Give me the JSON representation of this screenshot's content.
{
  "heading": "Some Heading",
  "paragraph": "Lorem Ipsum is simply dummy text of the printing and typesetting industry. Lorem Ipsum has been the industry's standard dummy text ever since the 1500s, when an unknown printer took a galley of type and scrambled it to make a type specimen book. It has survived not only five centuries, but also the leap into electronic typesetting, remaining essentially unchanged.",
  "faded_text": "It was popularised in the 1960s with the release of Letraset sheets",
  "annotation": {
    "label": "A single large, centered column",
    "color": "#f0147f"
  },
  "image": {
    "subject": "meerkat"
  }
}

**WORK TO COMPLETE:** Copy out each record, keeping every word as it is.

**RESULT OF THE TASK:**
Give me the JSON representation of this screenshot's content.
{
  "heading": "Some Heading",
  "paragraph": "Lorem Ipsum is simply dummy text of the printing and typesetting industry. Lorem Ipsum has been the industry's standard dummy text ever since the 1500s, when an unknown printer took a galley of type and scrambled it to make a type specimen book. It has survived not only five centuries, but also the leap into electronic typesetting, remaining essentially unchanged.",
  "faded_text": "It was popularised in the 1960s with the release of Letraset sheets",
  "annotation": {
    "label": "A single large, centered column",
    "color": "#f0147f"
  },
  "image": {
    "subject": "meerkat"
  }
}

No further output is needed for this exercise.